CLEARWATER, Fla. -- The National League could have its version of the Yankees-Red Sox rivalry.
Ever since Jimmy Rollins proclaimed in January the Phillies were the team to beat in the NL East, the vitriol between Philadelphia and the New York Mets has grown more intense. The three-time All-Star shortstop never meant any disrespect with his comments but he isn't backing off now.
"It was the truth. It's the way I felt," Rollins told The Associated Press on Wednesday. "People don't expect you to express yourself. They think you sound cocky. It depends on how you say it. If you say it straightforward, you say it straightforward. People can take your words and try to twist them in any form they want."
One locker away, reigning NL MVP Ryan Howard chimed in on Rollins' prediction.
"It was shocking because other people weren't expecting him to say it," Howard said. "He's basically saying what everyone feels. Everybody in this locker room feels we have a great team this year. We got a chance to do a lot of good stuff. Jimmy was the one who came out and said it. When he said it, it opened up a lot of people's eyes."
The Mets won the division last year, and the Atlanta Braves finished first the previous 11 seasons. The Phillies? They haven't been to the playoffs since 1993.
"If you can't walk around with swag, don't walk around. I'm not here to play second fiddle or bow down to anybody, and neither are the Mets."
-- Jimmy Rollins
Still, expectations are high in Philadelphia after the Phillies fell short of a wild-card spot in the final weekend the last two years.

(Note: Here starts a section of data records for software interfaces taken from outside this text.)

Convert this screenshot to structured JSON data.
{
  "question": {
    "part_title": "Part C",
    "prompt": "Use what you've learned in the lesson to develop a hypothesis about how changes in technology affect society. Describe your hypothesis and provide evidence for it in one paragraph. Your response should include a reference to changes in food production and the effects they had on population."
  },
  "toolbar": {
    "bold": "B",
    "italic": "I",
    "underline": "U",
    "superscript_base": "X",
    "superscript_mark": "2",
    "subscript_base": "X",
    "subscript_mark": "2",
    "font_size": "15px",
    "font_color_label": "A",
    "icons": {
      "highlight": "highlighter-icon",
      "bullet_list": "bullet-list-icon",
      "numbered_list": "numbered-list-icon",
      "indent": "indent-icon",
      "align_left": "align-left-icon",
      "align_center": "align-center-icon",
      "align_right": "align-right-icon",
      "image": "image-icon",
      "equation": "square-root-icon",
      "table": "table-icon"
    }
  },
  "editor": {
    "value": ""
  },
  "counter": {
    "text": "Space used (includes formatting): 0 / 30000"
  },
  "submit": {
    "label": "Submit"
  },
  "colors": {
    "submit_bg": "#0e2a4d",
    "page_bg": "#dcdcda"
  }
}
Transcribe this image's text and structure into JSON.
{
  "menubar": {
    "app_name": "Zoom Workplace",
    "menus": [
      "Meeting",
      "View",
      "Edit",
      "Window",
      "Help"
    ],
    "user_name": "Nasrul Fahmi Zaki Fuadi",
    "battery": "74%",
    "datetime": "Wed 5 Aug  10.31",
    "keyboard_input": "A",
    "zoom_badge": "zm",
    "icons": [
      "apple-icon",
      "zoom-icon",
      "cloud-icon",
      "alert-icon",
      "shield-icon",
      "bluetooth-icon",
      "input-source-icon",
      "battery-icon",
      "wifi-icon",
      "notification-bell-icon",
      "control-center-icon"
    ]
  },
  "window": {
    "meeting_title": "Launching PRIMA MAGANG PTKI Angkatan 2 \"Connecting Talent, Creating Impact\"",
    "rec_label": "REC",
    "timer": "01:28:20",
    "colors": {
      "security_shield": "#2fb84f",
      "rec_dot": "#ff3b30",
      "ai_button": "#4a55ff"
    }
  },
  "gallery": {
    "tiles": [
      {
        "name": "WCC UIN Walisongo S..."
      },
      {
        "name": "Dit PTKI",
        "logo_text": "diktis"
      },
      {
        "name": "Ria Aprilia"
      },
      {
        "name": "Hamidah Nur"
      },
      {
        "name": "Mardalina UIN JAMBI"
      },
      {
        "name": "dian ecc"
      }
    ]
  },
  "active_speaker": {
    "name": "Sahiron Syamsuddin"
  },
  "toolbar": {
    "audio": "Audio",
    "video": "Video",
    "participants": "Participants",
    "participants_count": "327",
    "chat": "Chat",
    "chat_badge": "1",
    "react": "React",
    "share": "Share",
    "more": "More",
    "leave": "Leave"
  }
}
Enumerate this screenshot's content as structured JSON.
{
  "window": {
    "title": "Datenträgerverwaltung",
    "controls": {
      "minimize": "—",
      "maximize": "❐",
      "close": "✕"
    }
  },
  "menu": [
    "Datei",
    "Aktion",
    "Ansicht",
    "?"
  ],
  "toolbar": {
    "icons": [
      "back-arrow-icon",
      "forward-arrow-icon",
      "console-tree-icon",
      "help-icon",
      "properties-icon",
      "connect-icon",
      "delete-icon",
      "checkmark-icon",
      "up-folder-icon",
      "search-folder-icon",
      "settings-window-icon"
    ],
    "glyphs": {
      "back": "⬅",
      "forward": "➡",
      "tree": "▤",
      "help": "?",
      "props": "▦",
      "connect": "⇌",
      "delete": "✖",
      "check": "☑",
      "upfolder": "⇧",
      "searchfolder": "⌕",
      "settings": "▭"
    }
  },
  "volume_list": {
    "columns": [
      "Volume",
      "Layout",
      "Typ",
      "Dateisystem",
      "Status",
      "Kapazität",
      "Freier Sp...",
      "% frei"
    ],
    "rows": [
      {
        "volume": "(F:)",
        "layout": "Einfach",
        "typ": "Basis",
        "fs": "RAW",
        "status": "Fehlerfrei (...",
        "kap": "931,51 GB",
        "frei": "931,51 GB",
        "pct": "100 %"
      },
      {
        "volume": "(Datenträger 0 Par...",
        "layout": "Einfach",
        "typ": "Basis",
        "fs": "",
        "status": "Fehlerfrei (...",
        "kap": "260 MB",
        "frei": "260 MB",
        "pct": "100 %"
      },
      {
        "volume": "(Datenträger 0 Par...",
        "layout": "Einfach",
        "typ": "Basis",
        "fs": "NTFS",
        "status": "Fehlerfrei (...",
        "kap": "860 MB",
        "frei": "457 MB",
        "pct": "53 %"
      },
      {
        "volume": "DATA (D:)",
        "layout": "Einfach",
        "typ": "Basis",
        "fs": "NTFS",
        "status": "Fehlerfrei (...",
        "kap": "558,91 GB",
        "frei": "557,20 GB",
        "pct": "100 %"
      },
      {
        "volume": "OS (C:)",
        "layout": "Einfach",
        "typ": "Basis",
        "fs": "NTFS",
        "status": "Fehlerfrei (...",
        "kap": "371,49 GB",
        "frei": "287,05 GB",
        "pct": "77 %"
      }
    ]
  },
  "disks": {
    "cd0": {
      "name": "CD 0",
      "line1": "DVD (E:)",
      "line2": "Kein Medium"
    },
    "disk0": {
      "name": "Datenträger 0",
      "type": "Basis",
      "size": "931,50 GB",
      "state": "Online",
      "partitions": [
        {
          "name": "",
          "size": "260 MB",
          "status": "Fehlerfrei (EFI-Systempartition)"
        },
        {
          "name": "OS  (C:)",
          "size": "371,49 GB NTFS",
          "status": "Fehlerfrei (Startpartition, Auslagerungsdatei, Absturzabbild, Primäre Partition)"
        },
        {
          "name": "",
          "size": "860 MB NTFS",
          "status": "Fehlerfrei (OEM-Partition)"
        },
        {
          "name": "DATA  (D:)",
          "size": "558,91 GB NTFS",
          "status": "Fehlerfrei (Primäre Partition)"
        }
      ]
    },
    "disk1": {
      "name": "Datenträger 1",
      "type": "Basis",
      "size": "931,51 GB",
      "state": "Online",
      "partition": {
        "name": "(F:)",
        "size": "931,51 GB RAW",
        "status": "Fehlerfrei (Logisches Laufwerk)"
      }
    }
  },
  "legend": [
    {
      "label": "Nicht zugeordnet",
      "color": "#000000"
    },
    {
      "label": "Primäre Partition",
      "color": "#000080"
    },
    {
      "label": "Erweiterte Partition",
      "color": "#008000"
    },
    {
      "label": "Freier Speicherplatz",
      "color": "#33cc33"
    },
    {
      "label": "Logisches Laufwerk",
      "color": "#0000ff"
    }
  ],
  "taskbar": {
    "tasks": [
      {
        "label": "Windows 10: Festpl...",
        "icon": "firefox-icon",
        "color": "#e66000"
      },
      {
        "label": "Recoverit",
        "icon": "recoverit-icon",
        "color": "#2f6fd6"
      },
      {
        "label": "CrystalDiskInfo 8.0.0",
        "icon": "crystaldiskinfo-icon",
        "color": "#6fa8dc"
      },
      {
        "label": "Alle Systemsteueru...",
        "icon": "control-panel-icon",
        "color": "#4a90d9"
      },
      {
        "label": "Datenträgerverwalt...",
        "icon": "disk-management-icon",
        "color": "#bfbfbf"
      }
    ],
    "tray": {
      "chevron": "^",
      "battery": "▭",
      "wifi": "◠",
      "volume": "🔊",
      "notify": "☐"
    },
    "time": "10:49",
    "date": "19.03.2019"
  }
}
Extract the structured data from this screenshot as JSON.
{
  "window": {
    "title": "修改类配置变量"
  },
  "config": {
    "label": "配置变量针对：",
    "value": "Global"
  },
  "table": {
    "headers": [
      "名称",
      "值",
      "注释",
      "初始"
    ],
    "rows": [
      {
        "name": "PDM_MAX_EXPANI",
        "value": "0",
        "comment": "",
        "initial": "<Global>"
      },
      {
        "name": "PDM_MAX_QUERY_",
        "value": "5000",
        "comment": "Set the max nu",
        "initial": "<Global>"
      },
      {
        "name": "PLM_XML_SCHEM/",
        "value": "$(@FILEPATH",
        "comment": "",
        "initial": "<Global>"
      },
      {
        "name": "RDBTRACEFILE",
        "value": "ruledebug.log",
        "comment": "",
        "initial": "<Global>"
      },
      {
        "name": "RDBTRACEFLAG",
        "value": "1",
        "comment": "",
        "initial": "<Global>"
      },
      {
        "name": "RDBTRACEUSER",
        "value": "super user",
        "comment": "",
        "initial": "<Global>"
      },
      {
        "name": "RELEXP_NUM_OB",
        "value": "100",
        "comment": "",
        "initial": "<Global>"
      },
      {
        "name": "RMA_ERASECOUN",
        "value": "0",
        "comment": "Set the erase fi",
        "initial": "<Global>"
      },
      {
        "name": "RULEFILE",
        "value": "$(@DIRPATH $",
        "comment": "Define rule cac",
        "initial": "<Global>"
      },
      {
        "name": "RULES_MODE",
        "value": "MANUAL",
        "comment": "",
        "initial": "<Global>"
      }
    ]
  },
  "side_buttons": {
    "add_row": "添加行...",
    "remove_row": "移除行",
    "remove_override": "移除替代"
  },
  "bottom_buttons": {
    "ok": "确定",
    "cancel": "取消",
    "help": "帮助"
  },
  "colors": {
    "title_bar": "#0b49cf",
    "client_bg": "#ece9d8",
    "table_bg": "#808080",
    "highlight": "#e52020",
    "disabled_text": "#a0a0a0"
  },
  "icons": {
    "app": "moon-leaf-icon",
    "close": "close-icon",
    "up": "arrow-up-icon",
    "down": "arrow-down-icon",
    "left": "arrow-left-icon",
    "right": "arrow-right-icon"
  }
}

General manager Pat Gillick added Freddy Garcia and Adam Eaton to a deep rotation, and Howard, Rollins and All-Star second baseman Chase Utley anchor a potent offense. Anything less than a trip to the playoffs would be considered a failure.
"If you can't walk around with swag, don't walk around," Rollins said. "I'm not here to play second fiddle or bow down to anybody, and neither are the Mets."
The outspoken Rollins first made his bold statement at an offseason media luncheon. He reiterated it when he arrived at spring training last month.
That's when the tabloids ran with it.
The back page of the New York Daily News on Feb. 22 read: "Silly Phillie." Inside, Mets All-Star third baseman David Wright and others responded.
"The Phillies, they can come out and talk as much as they want," Wright said. "Until they prove it on the field, then it's just talk. As far as throwing out predictions and talking about it, talk is very, very cheap."
Rollins said the reaction to his comment was "mind-blowing." He wasn't trying to insult the Mets or the other teams in the division.
"I like them," he said. "It has nothing to do with them personally. I like those dudes over there. It's good for baseball."
Just wait until the Phillies visit Shea Stadium for the Mets' home opener April 9. The teams play each other five times in the first 14 games.
"I like it because everybody is getting stirred up and it's building this new rivalry," Howard said. "Everybody wants to be in that one rivalry, that knock-em-down-drag-it-out rivalry."